Reading blogs like this one below, from the well-known amazing photographer Daniel J. Cox, not only confirms my thoughts about Instagram’s lack of “changes” to their photo-rights-stealing terms, but has prompted me to start this talk online and reconsider dumping my Instagram account again. Read Daniel’s point of view here: http://www.naturalexposures.com/corkboard/instagrams-new-policy-to-steal-your-photos-returns/
Here’s another great blog from Beate Chelette, the PhotoBizCoach, discussing the matter: http://www.photobizcoach.com/2013/01/23/instagrams-fake-changes-to-your-image-rights/?goback=%2Egde_4774947_member_20772942
I have to say though, when Nat Geo came back to Instagram earlier this month (after closing their account back in December with over 600K followers – their new account has over 870K), to me, it was a barometer for Instagram’s supposed change to their recent heavily criticized policy. I thought, “Well, if Nat Geo isn’t worried about Instagram using their images – a company that prefers strict controls on their photographs to the point that they themselves co-own copyrights to the images their hired photographers have captured, then why should I be concerned?” That got me wondering. Is Nat Geo just not worried about their Instagram’s new terms? Or maybe they set up some deal with Instagram- there’s lots of that going around these days with large internet companies. Or maybe we’re all just getting fooled here.
What about other companies like the San Francisco 49ers, who I follow, and have over 250K in followers? Or Coca Cola (only 3500 followers), or eBay (only 1900 followers), or the New York Yankees (85K). What do they think about all of this? They are still using the app.

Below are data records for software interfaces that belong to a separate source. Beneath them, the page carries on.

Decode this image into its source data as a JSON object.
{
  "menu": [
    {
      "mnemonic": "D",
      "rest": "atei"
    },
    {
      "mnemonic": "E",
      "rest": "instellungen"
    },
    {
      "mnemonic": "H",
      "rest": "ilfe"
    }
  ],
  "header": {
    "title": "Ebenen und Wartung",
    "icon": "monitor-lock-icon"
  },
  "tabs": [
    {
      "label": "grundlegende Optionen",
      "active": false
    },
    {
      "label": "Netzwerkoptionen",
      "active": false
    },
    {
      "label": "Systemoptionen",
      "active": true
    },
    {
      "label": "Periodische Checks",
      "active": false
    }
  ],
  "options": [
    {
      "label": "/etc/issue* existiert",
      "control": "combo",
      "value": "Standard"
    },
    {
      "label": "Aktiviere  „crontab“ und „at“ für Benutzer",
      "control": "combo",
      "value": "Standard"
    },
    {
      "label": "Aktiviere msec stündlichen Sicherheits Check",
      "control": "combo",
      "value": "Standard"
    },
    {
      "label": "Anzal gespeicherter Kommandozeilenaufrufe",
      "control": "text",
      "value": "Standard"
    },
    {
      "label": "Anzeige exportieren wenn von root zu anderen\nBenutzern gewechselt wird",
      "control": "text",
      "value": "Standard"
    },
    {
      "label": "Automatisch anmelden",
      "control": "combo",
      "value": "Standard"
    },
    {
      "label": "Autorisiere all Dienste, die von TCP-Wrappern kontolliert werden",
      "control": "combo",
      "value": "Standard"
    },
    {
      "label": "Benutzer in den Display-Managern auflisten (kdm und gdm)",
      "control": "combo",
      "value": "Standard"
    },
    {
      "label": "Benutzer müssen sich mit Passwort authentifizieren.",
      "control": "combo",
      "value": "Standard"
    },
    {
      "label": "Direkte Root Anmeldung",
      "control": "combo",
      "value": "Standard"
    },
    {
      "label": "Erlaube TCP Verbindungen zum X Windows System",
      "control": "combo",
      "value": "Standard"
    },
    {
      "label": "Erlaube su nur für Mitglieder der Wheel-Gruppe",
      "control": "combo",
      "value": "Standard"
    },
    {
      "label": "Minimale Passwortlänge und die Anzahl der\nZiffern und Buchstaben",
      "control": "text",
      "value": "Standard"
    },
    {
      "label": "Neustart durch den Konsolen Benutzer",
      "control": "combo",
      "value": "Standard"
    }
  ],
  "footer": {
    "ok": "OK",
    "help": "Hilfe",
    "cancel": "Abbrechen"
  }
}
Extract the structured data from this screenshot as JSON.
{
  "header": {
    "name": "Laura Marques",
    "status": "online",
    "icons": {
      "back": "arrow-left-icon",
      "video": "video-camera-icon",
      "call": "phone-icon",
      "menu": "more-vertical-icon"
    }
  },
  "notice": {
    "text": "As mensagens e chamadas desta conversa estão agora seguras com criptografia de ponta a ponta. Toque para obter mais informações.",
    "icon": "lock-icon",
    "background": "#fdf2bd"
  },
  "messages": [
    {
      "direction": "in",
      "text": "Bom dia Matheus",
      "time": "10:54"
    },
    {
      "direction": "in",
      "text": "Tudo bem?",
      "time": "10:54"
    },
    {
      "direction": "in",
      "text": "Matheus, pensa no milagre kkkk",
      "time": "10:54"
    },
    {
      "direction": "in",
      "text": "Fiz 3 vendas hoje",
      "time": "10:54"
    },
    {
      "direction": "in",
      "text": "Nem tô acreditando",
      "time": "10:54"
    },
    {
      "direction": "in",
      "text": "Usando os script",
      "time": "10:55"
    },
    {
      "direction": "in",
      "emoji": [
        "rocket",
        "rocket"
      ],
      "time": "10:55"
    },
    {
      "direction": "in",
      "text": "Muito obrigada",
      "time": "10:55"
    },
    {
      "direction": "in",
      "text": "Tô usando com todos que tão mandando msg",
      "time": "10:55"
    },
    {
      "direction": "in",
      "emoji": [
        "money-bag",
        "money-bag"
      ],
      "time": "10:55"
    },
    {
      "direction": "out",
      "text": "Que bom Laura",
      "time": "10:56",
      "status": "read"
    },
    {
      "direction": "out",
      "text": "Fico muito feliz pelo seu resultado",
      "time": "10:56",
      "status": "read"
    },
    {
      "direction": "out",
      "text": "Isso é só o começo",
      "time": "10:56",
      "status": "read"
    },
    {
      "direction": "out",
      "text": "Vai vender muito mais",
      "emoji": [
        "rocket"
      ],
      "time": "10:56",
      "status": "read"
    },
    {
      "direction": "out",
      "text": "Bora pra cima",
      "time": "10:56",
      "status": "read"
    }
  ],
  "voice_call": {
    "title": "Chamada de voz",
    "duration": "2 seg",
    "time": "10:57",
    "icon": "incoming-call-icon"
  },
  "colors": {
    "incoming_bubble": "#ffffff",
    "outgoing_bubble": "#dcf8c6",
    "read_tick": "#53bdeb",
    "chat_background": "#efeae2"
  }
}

Doesn’t sounds like change to me….or at least change that photographers would agree to. But let’s say you’re not a photographer, or you don’t make money from your photographs – why should you care? Well, maybe you don’t want someone to use your personal photos for an ad without your permission. What if that funny instagrammed photo of grandpa was used for a smoking ad, and grandpa happen to die from lung cancer? Or it was used to see Depends undergarments? Or they took a photo of your child and sold it to Dupont or Halliburton? Remember it says “royalty-free, transferable, sub-licensable, worldwide license to use the Content that you post”. They can do any of this if you follow their words.
Having dealt with this before, I’m not a fan of giving my work away for free to mega-rich (or soon-to-be rich) companies. Art is a commodity, as is photography, and we as photographers have watched our industry spiral out of control as business people, who realized how much money they could make off of our images, began to control the photo industry more and more. Stock agency contracts changed with the photographers receiving less and less percentages, editorial rates stagnated and magazine contracts became another rights grab, all the while these companies made more profits that ever before.
This all reminds me of the old line, “Everyone has learned how to make money off photography, except for photographers”.
But I’ve refused to be a part of it in the past, and I will continue to pass on companies trying to use underhanded legal wording to get valuable photography for free. Where has this gotten me? Well I’ve been a full-time working pro for over twenty years, and I own all the rights to all my photographs – every single image. Maybe my collection of work will be monetarily valuable to me or my family when I’m old or gone (I know it will be sentimentally valuable), maybe it won’t, but at least we’ll be able to control how my images are used when its time – because I own all my work and anyone who wants to use it needs written consent to license the rights from me for a fee. See how the “r” is missing from that last word – not “free”, “fee”.
By the way, if you want to follow me on Instagram, my user name is “arbabi” – but I might not be there for very long.